Kılıçdaroğlu might break Gandhi’s ‘Salt March’ record

Kılıçdaroğlu might break Gandhi’s ‘Salt March’ record

Mohandas “Mahatma-Venerable” Gandhi embarked on his “Salt March” in order to protest an unfair British salt tax system on March 12, 1930. On the 24th day of his march, which he had started with 78 companions, and despite British attempts to stop it, Gandhi reached the town of Dandi by the ocean and pinched a handful of un-taxed salt of his own country. That was the start of a non-violent direct action campaign and a civil-disobedience movement that ended up in the independence of India from the United Kingdom in 1947.

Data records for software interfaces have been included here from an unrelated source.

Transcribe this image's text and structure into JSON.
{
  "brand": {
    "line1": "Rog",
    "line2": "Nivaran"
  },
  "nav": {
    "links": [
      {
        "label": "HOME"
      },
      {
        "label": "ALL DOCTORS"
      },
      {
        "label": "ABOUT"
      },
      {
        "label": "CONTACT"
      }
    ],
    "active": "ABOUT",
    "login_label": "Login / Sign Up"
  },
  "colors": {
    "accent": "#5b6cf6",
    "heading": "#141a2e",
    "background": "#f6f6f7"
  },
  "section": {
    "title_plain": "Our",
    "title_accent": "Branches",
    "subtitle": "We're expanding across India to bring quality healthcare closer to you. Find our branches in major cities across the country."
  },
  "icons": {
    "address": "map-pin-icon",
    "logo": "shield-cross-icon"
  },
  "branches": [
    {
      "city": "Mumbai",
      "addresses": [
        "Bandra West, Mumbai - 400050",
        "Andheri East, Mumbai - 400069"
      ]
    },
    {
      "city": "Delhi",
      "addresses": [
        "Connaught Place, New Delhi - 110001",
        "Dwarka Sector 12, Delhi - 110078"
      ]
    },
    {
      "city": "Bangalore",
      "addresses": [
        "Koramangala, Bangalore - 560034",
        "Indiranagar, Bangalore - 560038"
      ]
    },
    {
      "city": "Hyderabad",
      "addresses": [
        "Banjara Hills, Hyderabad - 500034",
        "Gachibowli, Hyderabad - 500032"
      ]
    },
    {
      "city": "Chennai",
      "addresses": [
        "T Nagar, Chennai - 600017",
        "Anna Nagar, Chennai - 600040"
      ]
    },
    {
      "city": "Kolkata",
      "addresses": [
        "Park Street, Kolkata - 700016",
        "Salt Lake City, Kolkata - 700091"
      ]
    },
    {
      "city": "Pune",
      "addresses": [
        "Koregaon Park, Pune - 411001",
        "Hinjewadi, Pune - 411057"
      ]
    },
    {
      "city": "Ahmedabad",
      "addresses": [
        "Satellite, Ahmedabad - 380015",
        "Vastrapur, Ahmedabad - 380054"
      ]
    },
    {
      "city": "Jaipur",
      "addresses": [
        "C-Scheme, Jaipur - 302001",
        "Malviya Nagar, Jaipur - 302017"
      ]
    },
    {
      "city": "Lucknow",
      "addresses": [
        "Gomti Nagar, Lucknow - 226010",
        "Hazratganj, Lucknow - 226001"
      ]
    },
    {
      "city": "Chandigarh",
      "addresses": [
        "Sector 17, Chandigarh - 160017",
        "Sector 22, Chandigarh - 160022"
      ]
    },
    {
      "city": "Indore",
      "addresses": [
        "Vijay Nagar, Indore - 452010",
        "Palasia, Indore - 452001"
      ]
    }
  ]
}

When elected as the chairman of the social democratic Republican People’s Party (CHP) in 2010, Kemal Kılıçdaroğlu was nicknamed as Gandhi not only because of the physical resemblance but also the modest, but stubborn, approach he brought to Turkish politics. Kılıçdaroğlu has been the target of many criticisms so far for not being able to lead an effective opposition movement and campaign against landslide wins of President Tayyip Erdoğan, despite being able to increase his party’s vote potential from 21-22 level to 25-26 and keeping it there. That was until June 14, when an Istanbul court sentenced a CHP deputy, Enis Berberoğlu, to 25 years in jail on charges of terrorism and espionage for providing news material to a newspaper.
The next day, on June 15, he started a march from central Ankara, near the offices of the Prime Minister and the Justice Minister on the 450-km trail to where Berberoğlu was put in prison, calling it a “Justice March.” Erdoğan has denounced it as being not much different than the July 15, 2016, military coup attempt, which is believed to be masterminded by Fethullah Gülen, a U.S.-resident Islamist preacher. “The coup plotters used F-16s and tanks, and he [Kılıçdaroğlu] has this march,” Erdoğan had said. Kılıçdaroğlu replied to him: “We mean no harm to anyone, and we won’t fall into provocation traps.”

The CHP leader did not permit his supporters to use party flags, emblems and slogans other than placards with only “justice” written on them. The result is that not only CHP supporters, but many others from different walks of life of politics have started to show solidarity by walking with Kılıçdaroğlu, from former ruling Justice and Development Party (AK Party) ministers, to smaller left-wing parties rejecting violence. Kılıçdaroğlu on June 28 said according to a survey they carried out, almost all naysayers in the April 16 referendum, which asked citizens whether or not to shift to an executive presidency, supported the march, and a majority of Erdoğan supporters considered it with tolerance.

The march has left behind its second week on June 29, growing a line of kilometers-long participation of more than ten thousand people, amid an approaching heat wave in Turkey. The march is scheduled to end with a rally in Istanbul on July 9, on its 25th day, walking approximately 20 kilometers every day as Gandhi did.

Gandhi was 61 years old when he walked the “Salt March.” If 69-year-old Kılıçdaroğlu will complete his “Justice March,” he will break Gandhi’s "Salt March" record with only one day.